[WORK TO BE COMPLETED] Return each line of the listing exactly, though without its images.

[SOURCE INFORMATION]
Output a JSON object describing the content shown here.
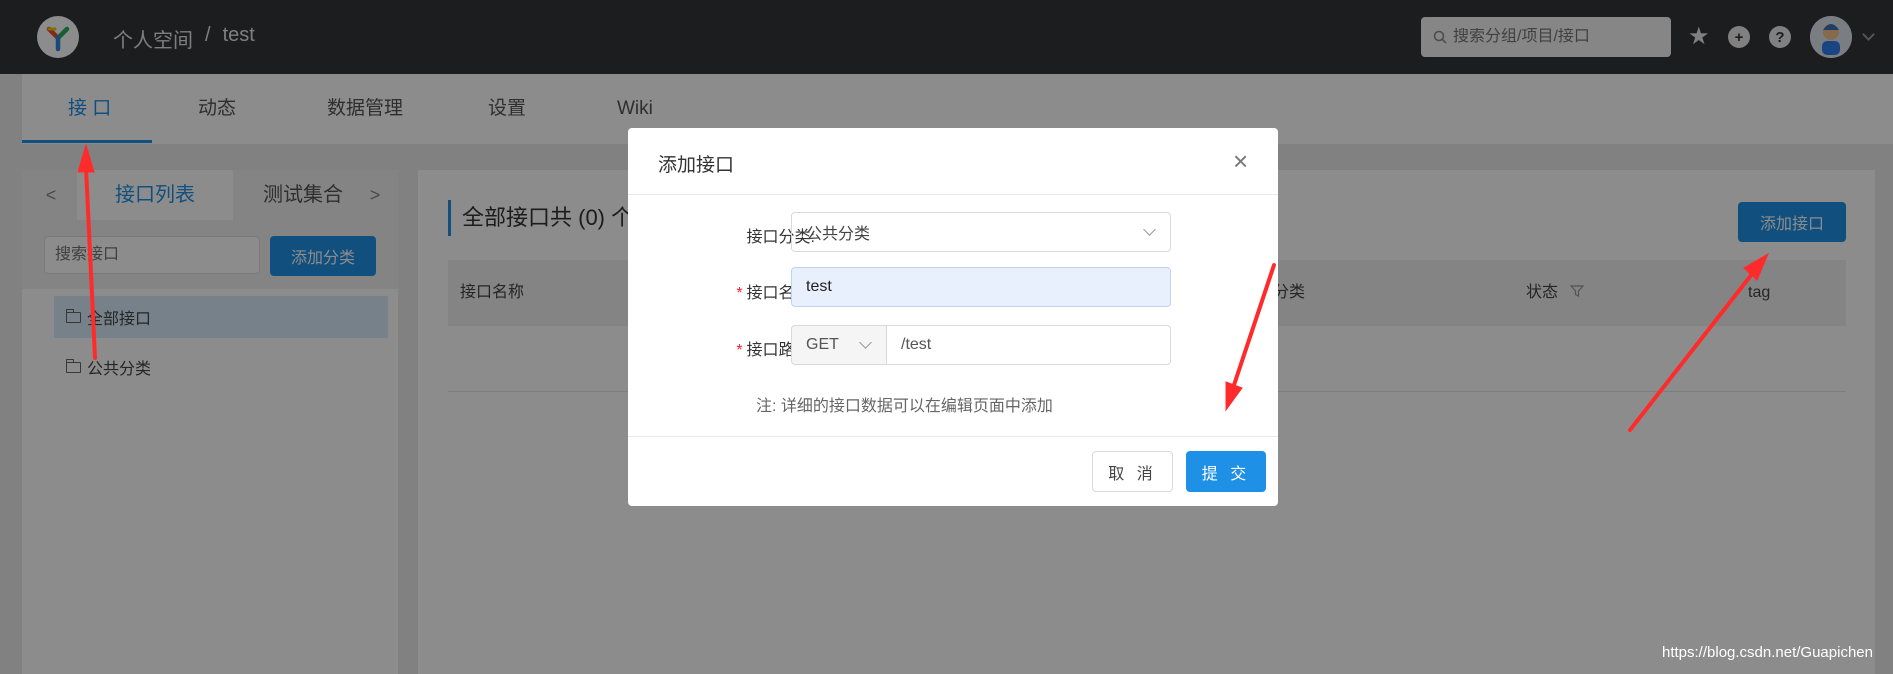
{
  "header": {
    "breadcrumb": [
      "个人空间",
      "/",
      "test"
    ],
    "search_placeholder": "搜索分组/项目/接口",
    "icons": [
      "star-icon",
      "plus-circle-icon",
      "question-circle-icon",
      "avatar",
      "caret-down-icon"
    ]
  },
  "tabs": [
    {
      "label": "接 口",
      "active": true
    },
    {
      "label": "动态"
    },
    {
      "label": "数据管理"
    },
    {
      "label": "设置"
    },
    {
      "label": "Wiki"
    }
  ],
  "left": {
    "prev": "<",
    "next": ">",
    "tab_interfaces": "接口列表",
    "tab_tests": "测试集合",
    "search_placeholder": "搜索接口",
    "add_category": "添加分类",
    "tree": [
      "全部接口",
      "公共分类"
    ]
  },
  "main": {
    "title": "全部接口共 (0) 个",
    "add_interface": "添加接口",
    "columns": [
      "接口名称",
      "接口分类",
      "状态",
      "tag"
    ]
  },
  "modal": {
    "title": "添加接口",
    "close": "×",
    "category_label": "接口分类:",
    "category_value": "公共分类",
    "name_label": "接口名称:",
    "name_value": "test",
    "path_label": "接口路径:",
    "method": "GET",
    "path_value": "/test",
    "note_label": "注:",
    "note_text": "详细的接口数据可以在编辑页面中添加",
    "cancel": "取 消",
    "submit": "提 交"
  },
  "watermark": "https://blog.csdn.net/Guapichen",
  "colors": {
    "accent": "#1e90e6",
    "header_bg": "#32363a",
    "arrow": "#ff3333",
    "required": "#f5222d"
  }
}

[THE COMPLETED TASK]
Output a JSON object describing the content shown here.
{
  "header": {
    "breadcrumb": [
      "个人空间",
      "/",
      "test"
    ],
    "search_placeholder": "搜索分组/项目/接口",
    "icons": [
      "star-icon",
      "plus-circle-icon",
      "question-circle-icon",
      "avatar",
      "caret-down-icon"
    ]
  },
  "tabs": [
    {
      "label": "接 口",
      "active": true
    },
    {
      "label": "动态"
    },
    {
      "label": "数据管理"
    },
    {
      "label": "设置"
    },
    {
      "label": "Wiki"
    }
  ],
  "left": {
    "prev": "<",
    "next": ">",
    "tab_interfaces": "接口列表",
    "tab_tests": "测试集合",
    "search_placeholder": "搜索接口",
    "add_category": "添加分类",
    "tree": [
      "全部接口",
      "公共分类"
    ]
  },
  "main": {
    "title": "全部接口共 (0) 个",
    "add_interface": "添加接口",
    "columns": [
      "接口名称",
      "接口分类",
      "状态",
      "tag"
    ]
  },
  "modal": {
    "title": "添加接口",
    "close": "×",
    "category_label": "接口分类:",
    "category_value": "公共分类",
    "name_label": "接口名称:",
    "name_value": "test",
    "path_label": "接口路径:",
    "method": "GET",
    "path_value": "/test",
    "note_label": "注:",
    "note_text": "详细的接口数据可以在编辑页面中添加",
    "cancel": "取 消",
    "submit": "提 交"
  },
  "watermark": "https://blog.csdn.net/Guapichen",
  "colors": {
    "accent": "#1e90e6",
    "header_bg": "#32363a",
    "arrow": "#ff3333",
    "required": "#f5222d"
  }
}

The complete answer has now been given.